- Prior pelvic or genital surgery
What to Expect
Prior to Procedure
- Obtain a complete medical, surgical, and sexual history
- Do a physical exam
- Do tests to rule out problems that might be treated with medications
Talk to your doctor about your medications. You may be asked to stop taking some medicines up to one week before the procedure, like:
- Anti-inflammatory drugs such as ibuprofen
- Blood thinners
- Anti-platelet medications
- Do not eat or drink anything after midnight the day before your surgery, unless told otherwise by your doctor.
Description of the Procedure
- Inflatable implant—two cylinders, a pump, tubing, and may have a reservoir
- Malleable implant—two semi-rigid rods inserted into the penis
How Long Will It Take?
- Inflatable implant: 1-2 hours
- Malleable implant: 30-60 minutes
Will It Hurt?
Average Hospital Stay
- Have the urine catheter removed
- Give you antibiotics and pain medications
- Be sure to follow your doctor's instructions .
- Ask your doctor about when it is safe to shower, bathe, or soak in water.
- Take antibiotics as directed.
For pain relief, use:
- Over-the-counter medications or those your doctor prescribes
- A warm compress
- Wear loose-fitting underwear while you recover.
- Avoid sexual activity for at least six weeks.
- Avoid difficult physical exercise and heavy lifting for six weeks.
- Ask your doctor when you can return to work. You may need to wait 10 days.
- Do not drive until instructed by your doctor.
Call Your Doctor
- Redness, swelling, increasing pain, increasing bleeding, or a large amount of fluid leaking from the surgical area
- Increased swelling in your scrotum or penis
- Blood in your urine
- Signs of infection such as fever, chills, headache, muscle aches, lightheadedness, general ill feeling
- New symptoms such as nausea, vomiting, constipation , abdominal swelling
- Pain or difficulty with urination
Urology Care Foundation http://www.urologyhealth.org

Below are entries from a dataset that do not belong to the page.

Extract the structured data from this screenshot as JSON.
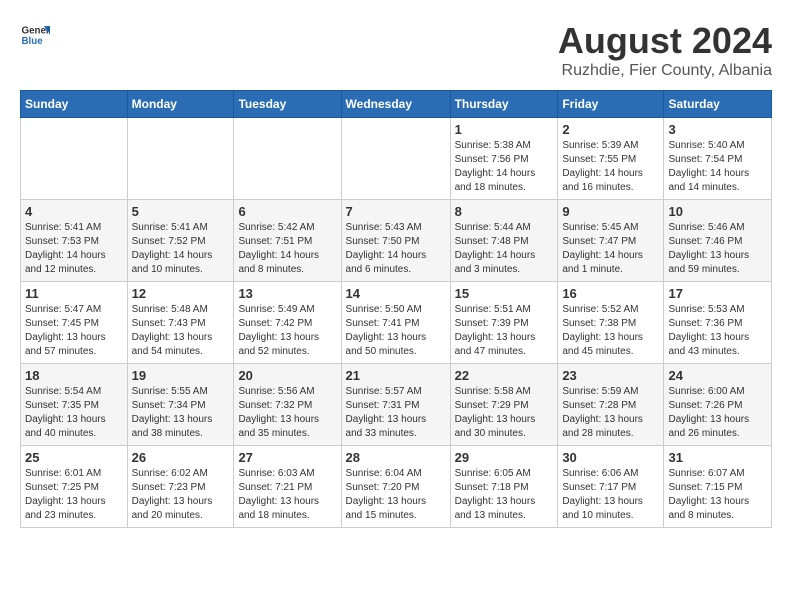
{
  "logo": {
    "text_general": "General",
    "text_blue": "Blue"
  },
  "title": "August 2024",
  "subtitle": "Ruzhdie, Fier County, Albania",
  "weekdays": [
    "Sunday",
    "Monday",
    "Tuesday",
    "Wednesday",
    "Thursday",
    "Friday",
    "Saturday"
  ],
  "weeks": [
    [
      {
        "day": "",
        "info": ""
      },
      {
        "day": "",
        "info": ""
      },
      {
        "day": "",
        "info": ""
      },
      {
        "day": "",
        "info": ""
      },
      {
        "day": "1",
        "info": "Sunrise: 5:38 AM\nSunset: 7:56 PM\nDaylight: 14 hours\nand 18 minutes."
      },
      {
        "day": "2",
        "info": "Sunrise: 5:39 AM\nSunset: 7:55 PM\nDaylight: 14 hours\nand 16 minutes."
      },
      {
        "day": "3",
        "info": "Sunrise: 5:40 AM\nSunset: 7:54 PM\nDaylight: 14 hours\nand 14 minutes."
      }
    ],
    [
      {
        "day": "4",
        "info": "Sunrise: 5:41 AM\nSunset: 7:53 PM\nDaylight: 14 hours\nand 12 minutes."
      },
      {
        "day": "5",
        "info": "Sunrise: 5:41 AM\nSunset: 7:52 PM\nDaylight: 14 hours\nand 10 minutes."
      },
      {
        "day": "6",
        "info": "Sunrise: 5:42 AM\nSunset: 7:51 PM\nDaylight: 14 hours\nand 8 minutes."
      },
      {
        "day": "7",
        "info": "Sunrise: 5:43 AM\nSunset: 7:50 PM\nDaylight: 14 hours\nand 6 minutes."
      },
      {
        "day": "8",
        "info": "Sunrise: 5:44 AM\nSunset: 7:48 PM\nDaylight: 14 hours\nand 3 minutes."
      },
      {
        "day": "9",
        "info": "Sunrise: 5:45 AM\nSunset: 7:47 PM\nDaylight: 14 hours\nand 1 minute."
      },
      {
        "day": "10",
        "info": "Sunrise: 5:46 AM\nSunset: 7:46 PM\nDaylight: 13 hours\nand 59 minutes."
      }
    ],
    [
      {
        "day": "11",
        "info": "Sunrise: 5:47 AM\nSunset: 7:45 PM\nDaylight: 13 hours\nand 57 minutes."
      },
      {
        "day": "12",
        "info": "Sunrise: 5:48 AM\nSunset: 7:43 PM\nDaylight: 13 hours\nand 54 minutes."
      },
      {
        "day": "13",
        "info": "Sunrise: 5:49 AM\nSunset: 7:42 PM\nDaylight: 13 hours\nand 52 minutes."
      },
      {
        "day": "14",
        "info": "Sunrise: 5:50 AM\nSunset: 7:41 PM\nDaylight: 13 hours\nand 50 minutes."
      },
      {
        "day": "15",
        "info": "Sunrise: 5:51 AM\nSunset: 7:39 PM\nDaylight: 13 hours\nand 47 minutes."
      },
      {
        "day": "16",
        "info": "Sunrise: 5:52 AM\nSunset: 7:38 PM\nDaylight: 13 hours\nand 45 minutes."
      },
      {
        "day": "17",
        "info": "Sunrise: 5:53 AM\nSunset: 7:36 PM\nDaylight: 13 hours\nand 43 minutes."
      }
    ],
    [
      {
        "day": "18",
        "info": "Sunrise: 5:54 AM\nSunset: 7:35 PM\nDaylight: 13 hours\nand 40 minutes."
      },
      {
        "day": "19",
        "info": "Sunrise: 5:55 AM\nSunset: 7:34 PM\nDaylight: 13 hours\nand 38 minutes."
      },
      {
        "day": "20",
        "info": "Sunrise: 5:56 AM\nSunset: 7:32 PM\nDaylight: 13 hours\nand 35 minutes."
      },
      {
        "day": "21",
        "info": "Sunrise: 5:57 AM\nSunset: 7:31 PM\nDaylight: 13 hours\nand 33 minutes."
      },
      {
        "day": "22",
        "info": "Sunrise: 5:58 AM\nSunset: 7:29 PM\nDaylight: 13 hours\nand 30 minutes."
      },
      {
        "day": "23",
        "info": "Sunrise: 5:59 AM\nSunset: 7:28 PM\nDaylight: 13 hours\nand 28 minutes."
      },
      {
        "day": "24",
        "info": "Sunrise: 6:00 AM\nSunset: 7:26 PM\nDaylight: 13 hours\nand 26 minutes."
      }
    ],
    [
      {
        "day": "25",
        "info": "Sunrise: 6:01 AM\nSunset: 7:25 PM\nDaylight: 13 hours\nand 23 minutes."
      },
      {
        "day": "26",
        "info": "Sunrise: 6:02 AM\nSunset: 7:23 PM\nDaylight: 13 hours\nand 20 minutes."
      },
      {
        "day": "27",
        "info": "Sunrise: 6:03 AM\nSunset: 7:21 PM\nDaylight: 13 hours\nand 18 minutes."
      },
      {
        "day": "28",
        "info": "Sunrise: 6:04 AM\nSunset: 7:20 PM\nDaylight: 13 hours\nand 15 minutes."
      },
      {
        "day": "29",
        "info": "Sunrise: 6:05 AM\nSunset: 7:18 PM\nDaylight: 13 hours\nand 13 minutes."
      },
      {
        "day": "30",
        "info": "Sunrise: 6:06 AM\nSunset: 7:17 PM\nDaylight: 13 hours\nand 10 minutes."
      },
      {
        "day": "31",
        "info": "Sunrise: 6:07 AM\nSunset: 7:15 PM\nDaylight: 13 hours\nand 8 minutes."
      }
    ]
  ]
}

Men's Health Network http://www.menshealthnetwork.org
Canadian Diabetes Association http://www.diabetes.ca
Men's Health Centre http://www.menshealthcentre.net
ED: penile prostheses (erectile dysfunction). Urology Care Foundation website. Available at: http://www.urologyhealth.org/urology/index.cfm?article=11 . Updated July 2013. Accessed August 13, 2013.
Erectile dysfunction. EBSCO DynaMed website. Available at: http://www.ebscohost.com/dynamed . Updated August 8, 2013. Accessed August 13, 2013.
Montorsi F, Rigatti P, Carmignani G, et al. AMS three-piece inflatable implants for erectile dysfunction: a long-term multi-institutional study in 200 consecutive patients. Eur Urol. 2000;37:50-55.
Mulhall JP, Ahmed A, Branch J, Parker M. Serial assessment of efficacy and satisfaction profiles following penile prosthesis insertion. J Urol. 2001;165:1429-1433.
- Reviewer: Adrienne Carmack, MD; Michael Woods, MD
- Review Date: 08/2013 -
- Update Date: 08/13/2013 -